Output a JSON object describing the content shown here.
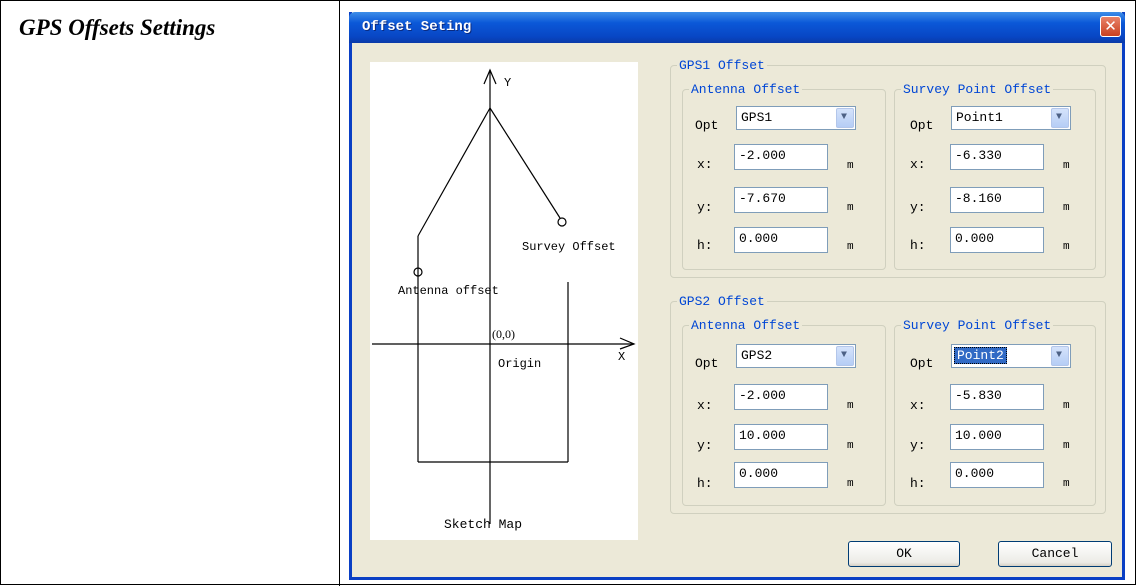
{
  "doc": {
    "section_label": "GPS Offsets Settings"
  },
  "dialog": {
    "title": "Offset Seting",
    "close_glyph": "✕",
    "ok_label": "OK",
    "cancel_label": "Cancel"
  },
  "sketch": {
    "caption": "Sketch Map",
    "axis_y": "Y",
    "axis_x": "X",
    "origin_coord": "(0,0)",
    "origin_label": "Origin",
    "antenna_label": "Antenna offset",
    "survey_label": "Survey Offset"
  },
  "labels": {
    "opt": "Opt",
    "x": "x:",
    "y": "y:",
    "h": "h:",
    "unit": "m"
  },
  "gps1": {
    "legend": "GPS1 Offset",
    "antenna": {
      "legend": "Antenna Offset",
      "opt": "GPS1",
      "x": "-2.000",
      "y": "-7.670",
      "h": "0.000"
    },
    "survey": {
      "legend": "Survey Point Offset",
      "opt": "Point1",
      "x": "-6.330",
      "y": "-8.160",
      "h": "0.000"
    }
  },
  "gps2": {
    "legend": "GPS2 Offset",
    "antenna": {
      "legend": "Antenna Offset",
      "opt": "GPS2",
      "x": "-2.000",
      "y": "10.000",
      "h": "0.000"
    },
    "survey": {
      "legend": "Survey Point Offset",
      "opt": "Point2",
      "x": "-5.830",
      "y": "10.000",
      "h": "0.000"
    }
  },
  "icons": {
    "dropdown": "chevron-down-icon",
    "close": "close-icon"
  }
}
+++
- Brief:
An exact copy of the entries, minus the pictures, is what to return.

- Result:
Output a JSON object describing the content shown here.
{
  "doc": {
    "section_label": "GPS Offsets Settings"
  },
  "dialog": {
    "title": "Offset Seting",
    "close_glyph": "✕",
    "ok_label": "OK",
    "cancel_label": "Cancel"
  },
  "sketch": {
    "caption": "Sketch Map",
    "axis_y": "Y",
    "axis_x": "X",
    "origin_coord": "(0,0)",
    "origin_label": "Origin",
    "antenna_label": "Antenna offset",
    "survey_label": "Survey Offset"
  },
  "labels": {
    "opt": "Opt",
    "x": "x:",
    "y": "y:",
    "h": "h:",
    "unit": "m"
  },
  "gps1": {
    "legend": "GPS1 Offset",
    "antenna": {
      "legend": "Antenna Offset",
      "opt": "GPS1",
      "x": "-2.000",
      "y": "-7.670",
      "h": "0.000"
    },
    "survey": {
      "legend": "Survey Point Offset",
      "opt": "Point1",
      "x": "-6.330",
      "y": "-8.160",
      "h": "0.000"
    }
  },
  "gps2": {
    "legend": "GPS2 Offset",
    "antenna": {
      "legend": "Antenna Offset",
      "opt": "GPS2",
      "x": "-2.000",
      "y": "10.000",
      "h": "0.000"
    },
    "survey": {
      "legend": "Survey Point Offset",
      "opt": "Point2",
      "x": "-5.830",
      "y": "10.000",
      "h": "0.000"
    }
  },
  "icons": {
    "dropdown": "chevron-down-icon",
    "close": "close-icon"
  }
}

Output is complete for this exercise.